What the task requires: Pull each line holding the word "this" from the data.

Material to process START

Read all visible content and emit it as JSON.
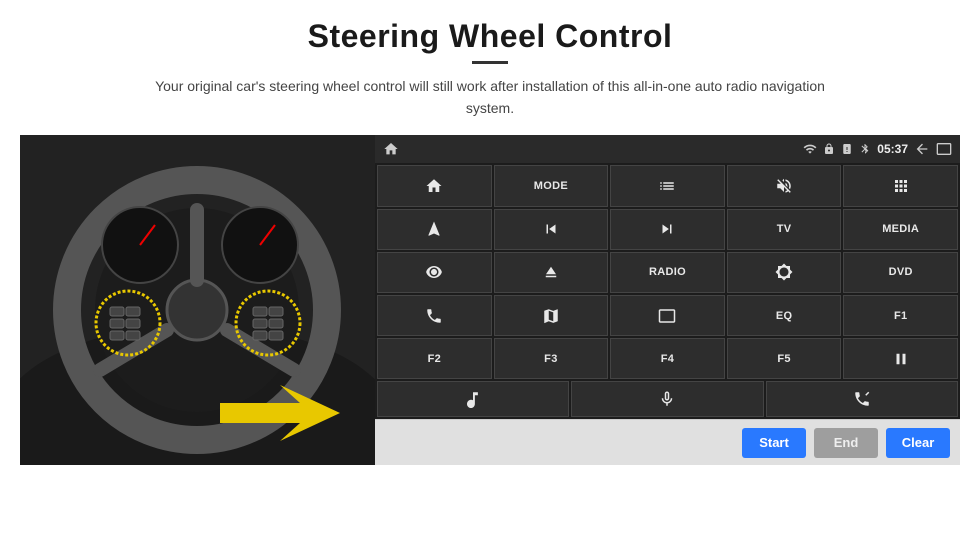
{
  "page": {
    "title": "Steering Wheel Control",
    "subtitle": "Your original car's steering wheel control will still work after installation of this all-in-one auto radio navigation system."
  },
  "status_bar": {
    "time": "05:37",
    "icons": [
      "wifi",
      "lock",
      "sim",
      "bluetooth",
      "back",
      "home"
    ]
  },
  "button_grid": [
    {
      "id": "home",
      "type": "icon",
      "icon": "home",
      "label": ""
    },
    {
      "id": "mode",
      "type": "text",
      "label": "MODE"
    },
    {
      "id": "list",
      "type": "icon",
      "icon": "list",
      "label": ""
    },
    {
      "id": "mute",
      "type": "icon",
      "icon": "mute",
      "label": ""
    },
    {
      "id": "apps",
      "type": "icon",
      "icon": "apps",
      "label": ""
    },
    {
      "id": "nav",
      "type": "icon",
      "icon": "nav",
      "label": ""
    },
    {
      "id": "prev",
      "type": "icon",
      "icon": "prev",
      "label": ""
    },
    {
      "id": "next",
      "type": "icon",
      "icon": "next",
      "label": ""
    },
    {
      "id": "tv",
      "type": "text",
      "label": "TV"
    },
    {
      "id": "media",
      "type": "text",
      "label": "MEDIA"
    },
    {
      "id": "360",
      "type": "icon",
      "icon": "360",
      "label": ""
    },
    {
      "id": "eject",
      "type": "icon",
      "icon": "eject",
      "label": ""
    },
    {
      "id": "radio",
      "type": "text",
      "label": "RADIO"
    },
    {
      "id": "brightness",
      "type": "icon",
      "icon": "brightness",
      "label": ""
    },
    {
      "id": "dvd",
      "type": "text",
      "label": "DVD"
    },
    {
      "id": "phone",
      "type": "icon",
      "icon": "phone",
      "label": ""
    },
    {
      "id": "map",
      "type": "icon",
      "icon": "map",
      "label": ""
    },
    {
      "id": "display",
      "type": "icon",
      "icon": "display",
      "label": ""
    },
    {
      "id": "eq",
      "type": "text",
      "label": "EQ"
    },
    {
      "id": "f1",
      "type": "text",
      "label": "F1"
    },
    {
      "id": "f2",
      "type": "text",
      "label": "F2"
    },
    {
      "id": "f3",
      "type": "text",
      "label": "F3"
    },
    {
      "id": "f4",
      "type": "text",
      "label": "F4"
    },
    {
      "id": "f5",
      "type": "text",
      "label": "F5"
    },
    {
      "id": "playpause",
      "type": "icon",
      "icon": "playpause",
      "label": ""
    }
  ],
  "last_row": [
    {
      "id": "music",
      "type": "icon",
      "icon": "music",
      "label": ""
    },
    {
      "id": "mic",
      "type": "icon",
      "icon": "mic",
      "label": ""
    },
    {
      "id": "call",
      "type": "icon",
      "icon": "call",
      "label": ""
    }
  ],
  "bottom_bar": {
    "start_label": "Start",
    "end_label": "End",
    "clear_label": "Clear"
  }
}
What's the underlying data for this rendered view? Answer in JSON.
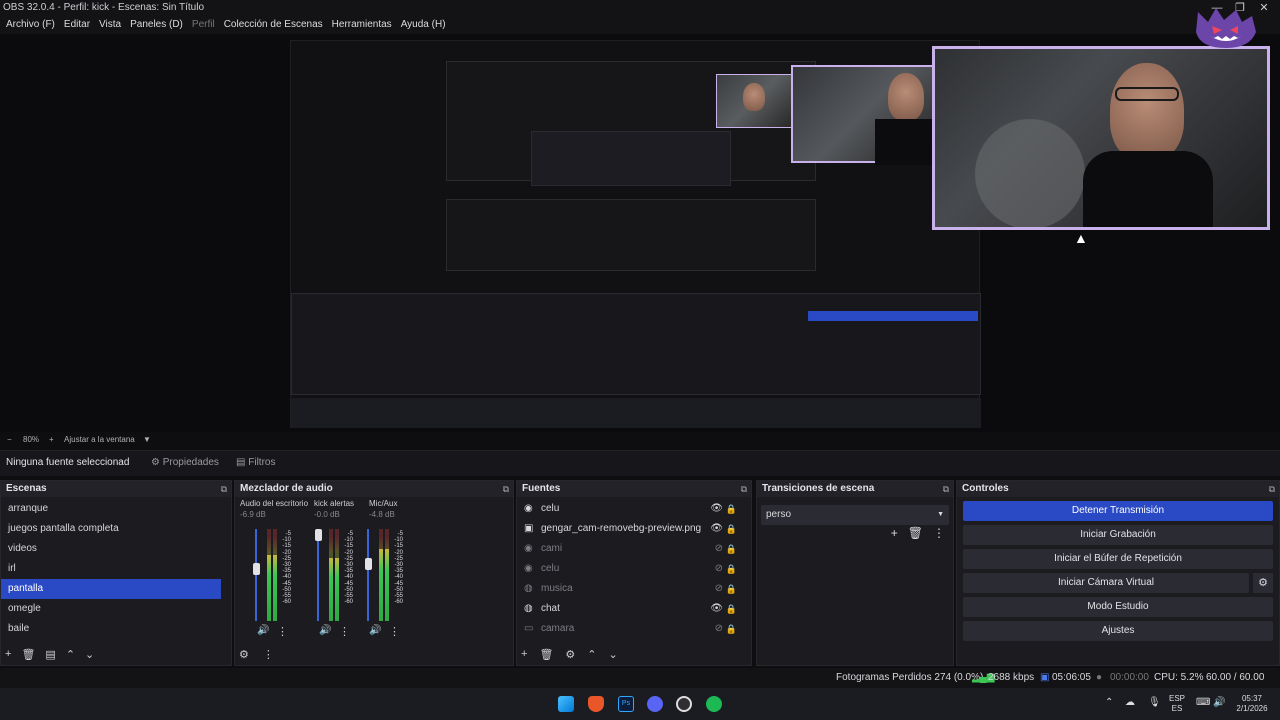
{
  "window": {
    "title": "OBS 32.0.4 - Perfil: kick - Escenas: Sin Título",
    "controls": [
      "—",
      "❐",
      "✕"
    ]
  },
  "menu": {
    "items": [
      "Archivo (F)",
      "Editar",
      "Vista",
      "Paneles (D)",
      "Perfil",
      "Colección de Escenas",
      "Herramientas",
      "Ayuda (H)"
    ]
  },
  "zoom": {
    "minus": "−",
    "value": "80%",
    "plus": "+",
    "fit": "Ajustar a la ventana",
    "arrow": "▼"
  },
  "source_bar": {
    "selected": "Ninguna fuente seleccionad",
    "properties": "Propiedades",
    "filters": "Filtros"
  },
  "scenes": {
    "title": "Escenas",
    "items": [
      "arranque",
      "juegos pantalla completa",
      "videos",
      "irl",
      "pantalla",
      "omegle",
      "baile"
    ],
    "selected_index": 4
  },
  "mixer": {
    "title": "Mezclador de audio",
    "channels": [
      {
        "name": "Audio del escritorio",
        "db": "-6.9 dB",
        "level": 0.72,
        "fader": 0.56
      },
      {
        "name": "kick alertas",
        "db": "-0.0 dB",
        "level": 0.68,
        "fader": 1.0
      },
      {
        "name": "Mic/Aux",
        "db": "-4.8 dB",
        "level": 0.78,
        "fader": 0.62
      }
    ],
    "ticks": [
      "-5",
      "-10",
      "-15",
      "-20",
      "-25",
      "-30",
      "-35",
      "-40",
      "-45",
      "-50",
      "-55",
      "-60"
    ]
  },
  "sources": {
    "title": "Fuentes",
    "items": [
      {
        "name": "celu",
        "icon": "camera-icon",
        "visible": true
      },
      {
        "name": "gengar_cam-removebg-preview.png",
        "icon": "image-icon",
        "visible": true
      },
      {
        "name": "cami",
        "icon": "camera-icon",
        "visible": false
      },
      {
        "name": "celu",
        "icon": "camera-icon",
        "visible": false
      },
      {
        "name": "musica",
        "icon": "globe-icon",
        "visible": false
      },
      {
        "name": "chat",
        "icon": "globe-icon",
        "visible": true
      },
      {
        "name": "camara",
        "icon": "display-icon",
        "visible": false
      }
    ]
  },
  "transitions": {
    "title": "Transiciones de escena",
    "selected": "perso"
  },
  "controls": {
    "title": "Controles",
    "buttons": [
      "Detener Transmisión",
      "Iniciar Grabación",
      "Iniciar el Búfer de Repetición",
      "Iniciar Cámara Virtual",
      "Modo Estudio",
      "Ajustes"
    ]
  },
  "status": {
    "dropped": "Fotogramas Perdidos 274 (0.0%)",
    "bitrate": "2688 kbps",
    "stream_time": "05:06:05",
    "rec_time": "00:00:00",
    "cpu": "CPU: 5.2%",
    "fps": "60.00 / 60.00 FPS"
  },
  "taskbar": {
    "lang": "ESP",
    "lang2": "ES",
    "time": "05:37",
    "date": "2/1/2026"
  },
  "colors": {
    "accent": "#2a49c5",
    "frame": "#c9b2ec"
  }
}
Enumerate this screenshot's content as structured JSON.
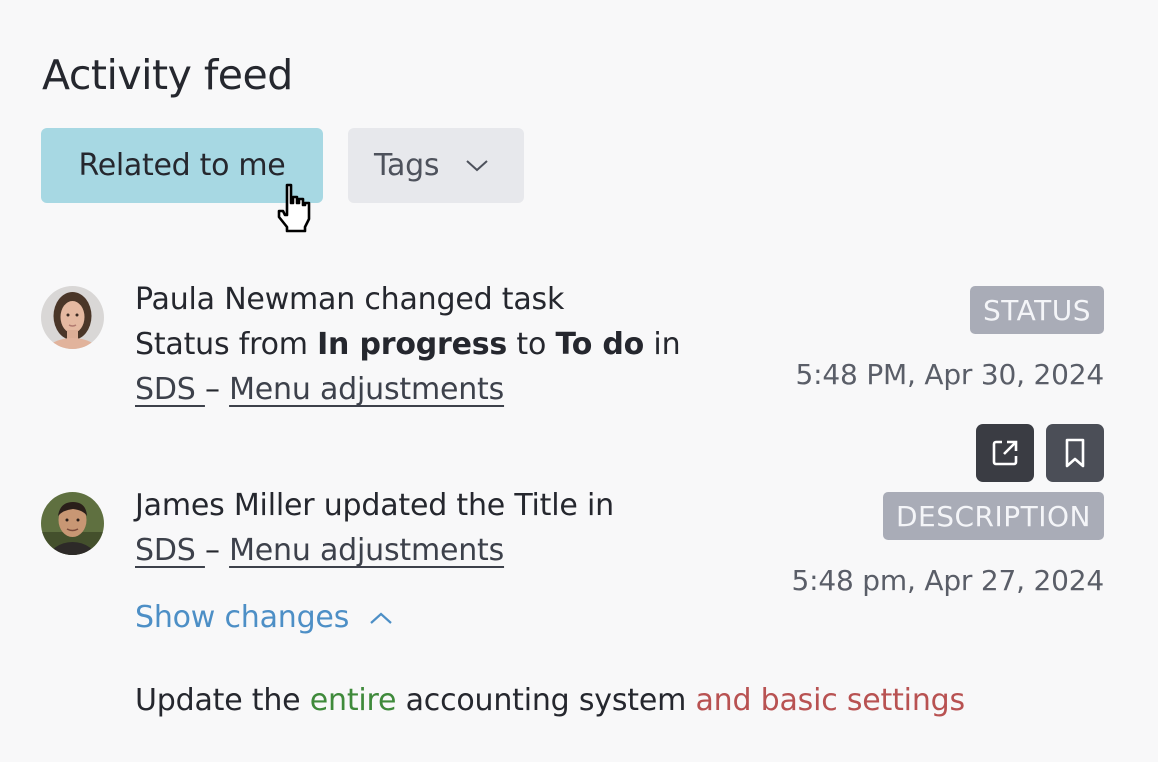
{
  "header": {
    "title": "Activity feed"
  },
  "filters": {
    "related_label": "Related to me",
    "tags_label": "Tags"
  },
  "colors": {
    "related_button_bg": "#a7d8e3",
    "badge_bg": "#a9acb7",
    "link_blue": "#4d8fc6",
    "added_green": "#3f8a3b",
    "removed_red": "#b85252"
  },
  "entries": [
    {
      "user": "Paula Newman",
      "line1": "Paula Newman changed task",
      "status_prefix": "Status from ",
      "from_value": "In progress",
      "to_word": " to ",
      "to_value": "To do",
      "in_word": " in",
      "project": "SDS ",
      "separator": "– ",
      "task": "Menu adjustments",
      "badge": "STATUS",
      "timestamp": "5:48 PM, Apr 30, 2024",
      "avatar_icon": "avatar-woman"
    },
    {
      "user": "James Miller",
      "line1": "James Miller updated the Title in",
      "project": "SDS ",
      "separator": "– ",
      "task": "Menu adjustments",
      "badge": "DESCRIPTION",
      "timestamp": "5:48 pm, Apr 27, 2024",
      "show_changes_label": "Show changes",
      "avatar_icon": "avatar-man"
    }
  ],
  "change": {
    "part1": "Update the ",
    "added": "entire",
    "part2": " accounting system ",
    "removed": "and basic settings"
  },
  "actions": {
    "open_icon": "external-link-icon",
    "bookmark_icon": "bookmark-icon"
  }
}
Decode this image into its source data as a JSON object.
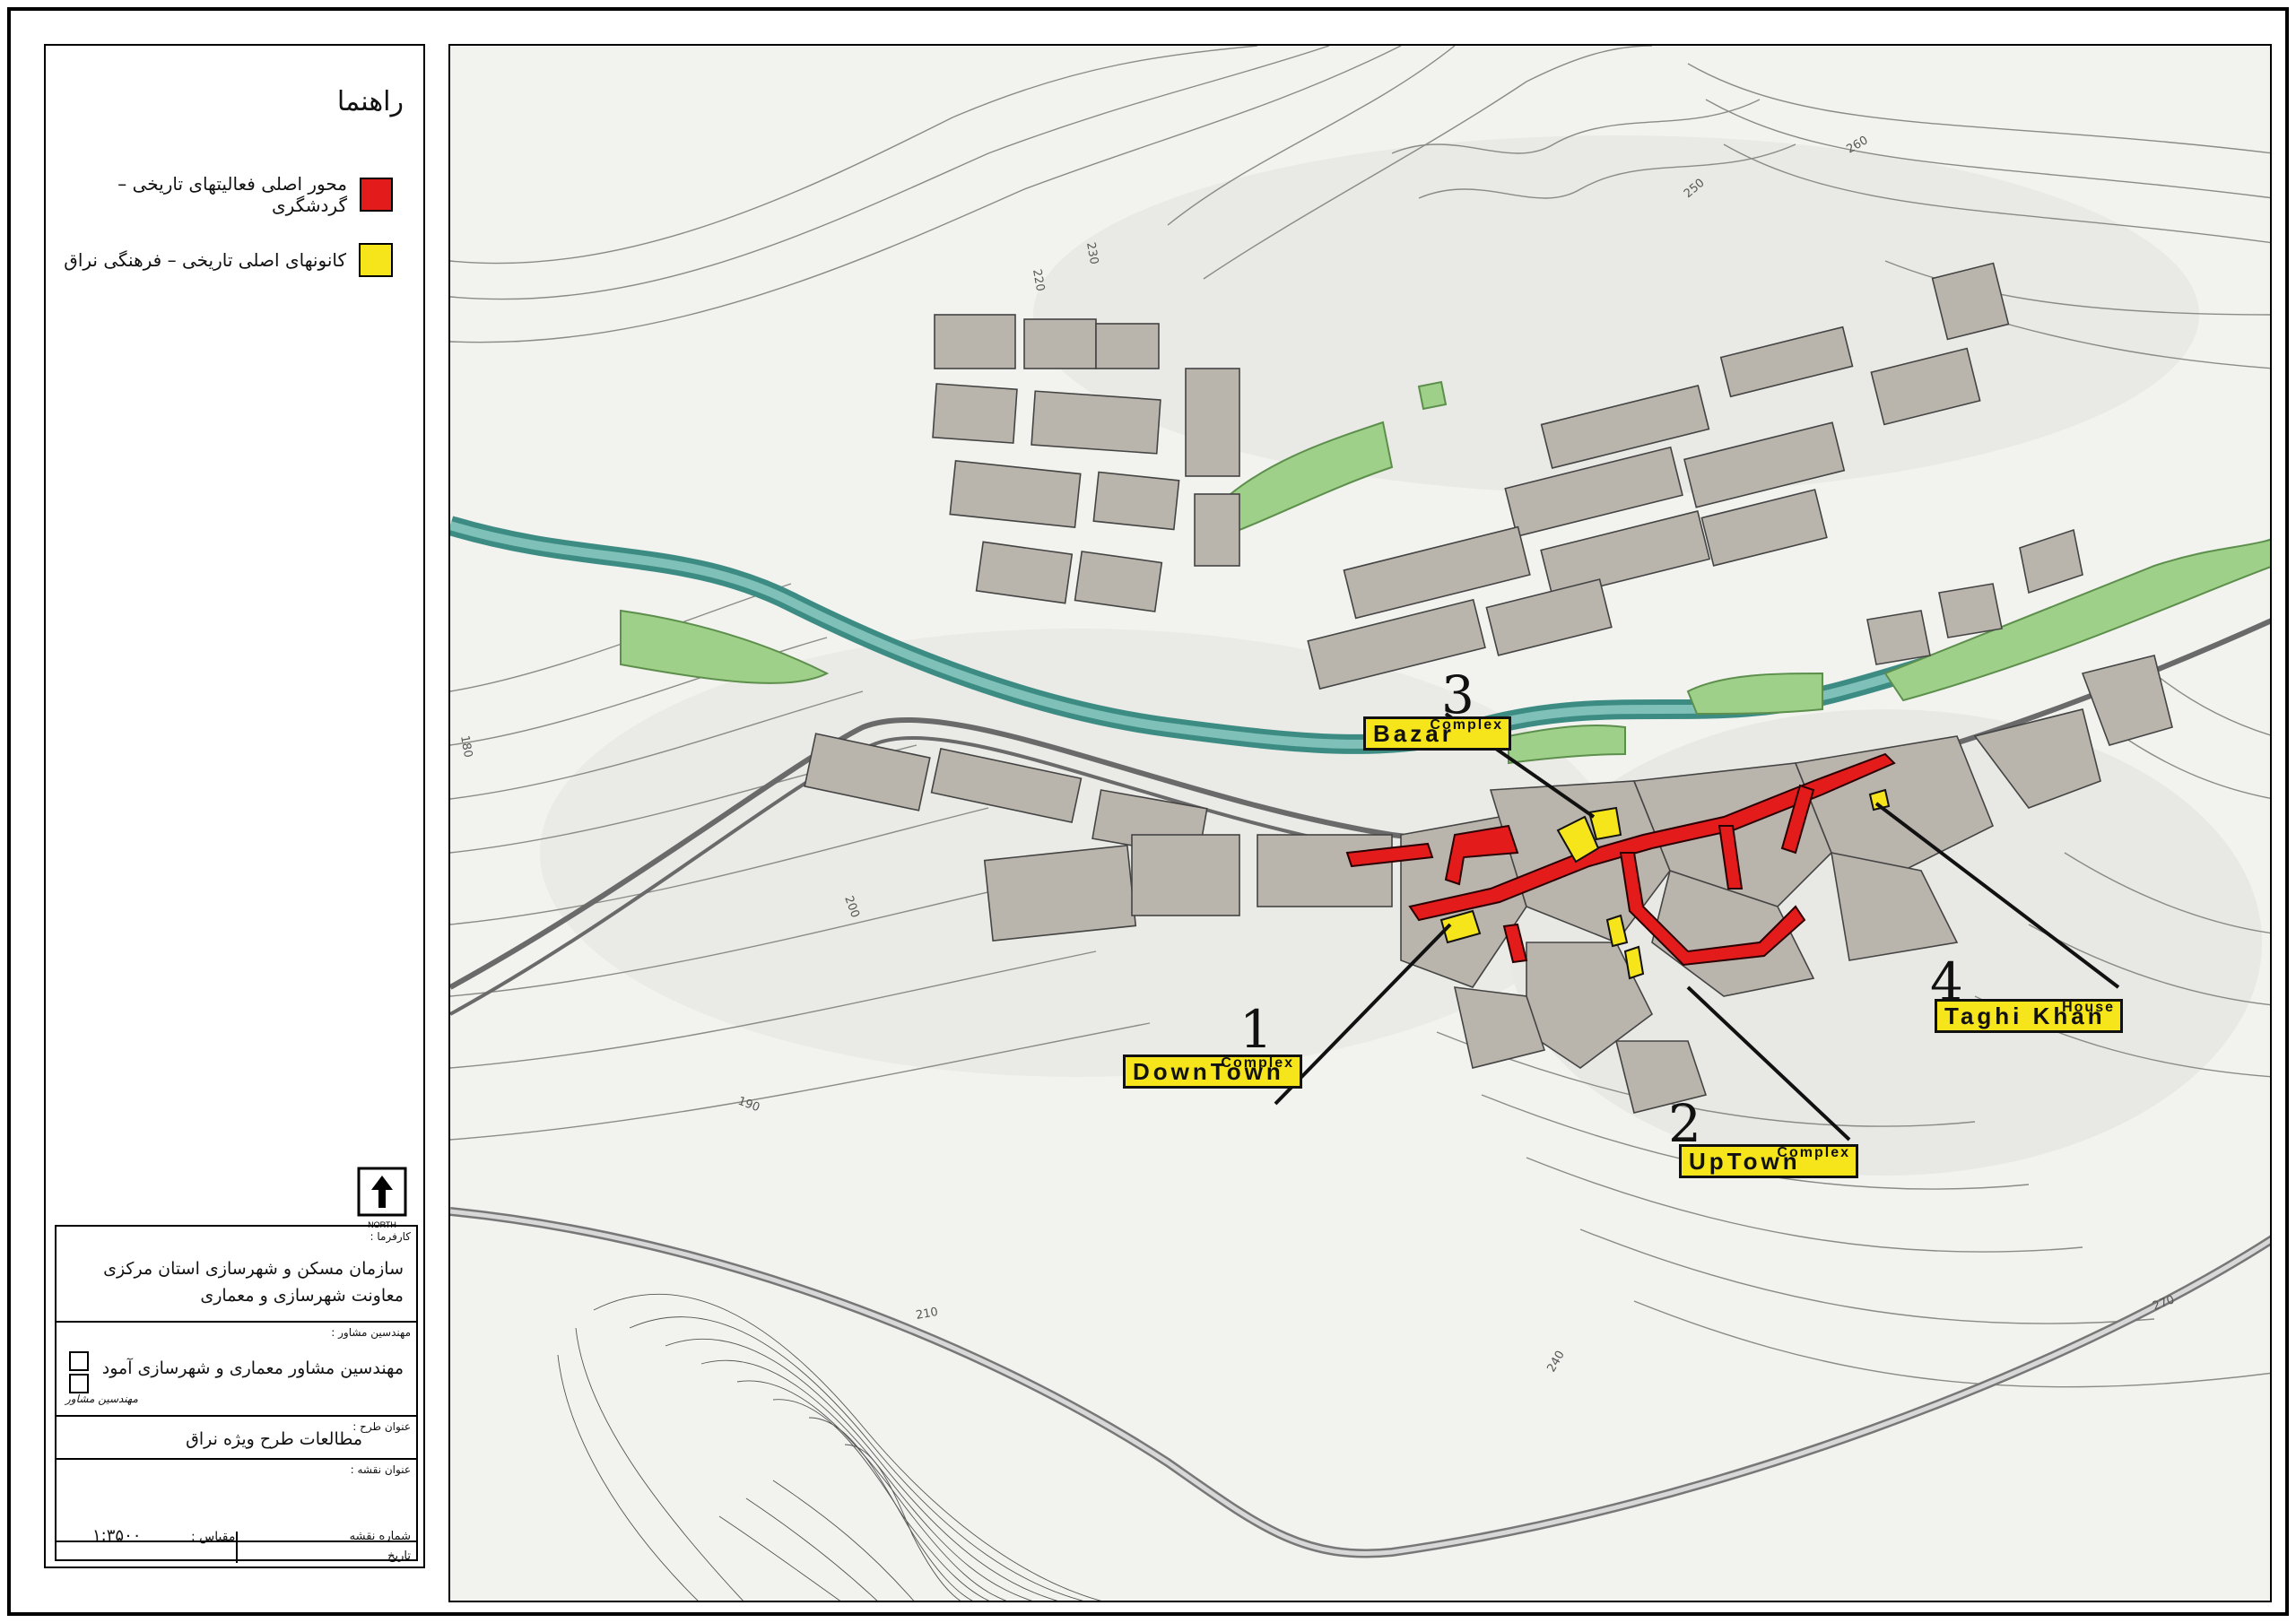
{
  "legend": {
    "title": "راهنما",
    "items": [
      {
        "label": "محور اصلی فعالیتهای تاریخی – گردشگری",
        "color": "#e31b1b"
      },
      {
        "label": "کانونهای اصلی تاریخی – فرهنگی نراق",
        "color": "#f5e51a"
      }
    ]
  },
  "north": {
    "label": "NORTH"
  },
  "title_block": {
    "client_caption": "کارفرما :",
    "client_line1": "سازمان مسکن و شهرسازی استان مرکزی",
    "client_line2": "معاونت شهرسازی و معماری",
    "consultant_caption": "مهندسین مشاور :",
    "consultant_name": "مهندسین مشاور معماری و شهرسازی آمود",
    "consultant_signature": "مهندسین مشاور",
    "project_caption": "عنوان طرح :",
    "project_title": "مطالعات طرح ویژه نراق",
    "map_title_caption": "عنوان نقشه :",
    "map_number_caption": "شماره نقشه",
    "scale_caption": "مقیاس :",
    "scale_value": "۱:۳۵۰۰",
    "date_caption": "تاریخ"
  },
  "map": {
    "colors": {
      "route": "#e31b1b",
      "core": "#f5e51a",
      "green": "#9fd08a",
      "river": "#6aa8a0",
      "block": "#b9b4ac"
    },
    "contour_labels": [
      "180",
      "190",
      "200",
      "210",
      "220",
      "230",
      "240",
      "250",
      "260",
      "270"
    ]
  },
  "callouts": [
    {
      "num": "1",
      "small": "Complex",
      "big": "DownTown"
    },
    {
      "num": "2",
      "small": "Complex",
      "big": "UpTown"
    },
    {
      "num": "3",
      "small": "Complex",
      "big": "Bazar"
    },
    {
      "num": "4",
      "small": "House",
      "big": "Taghi Khan"
    }
  ]
}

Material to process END

Task response:
    "subtitle": "Your original car's steering wheel control will still work after installation of this all-in-one auto radio navigation system."
What's the underlying data for this rendered view? Answer in JSON.
Enumerate this screenshot's content as structured JSON.
Decode this image into its source data as a JSON object.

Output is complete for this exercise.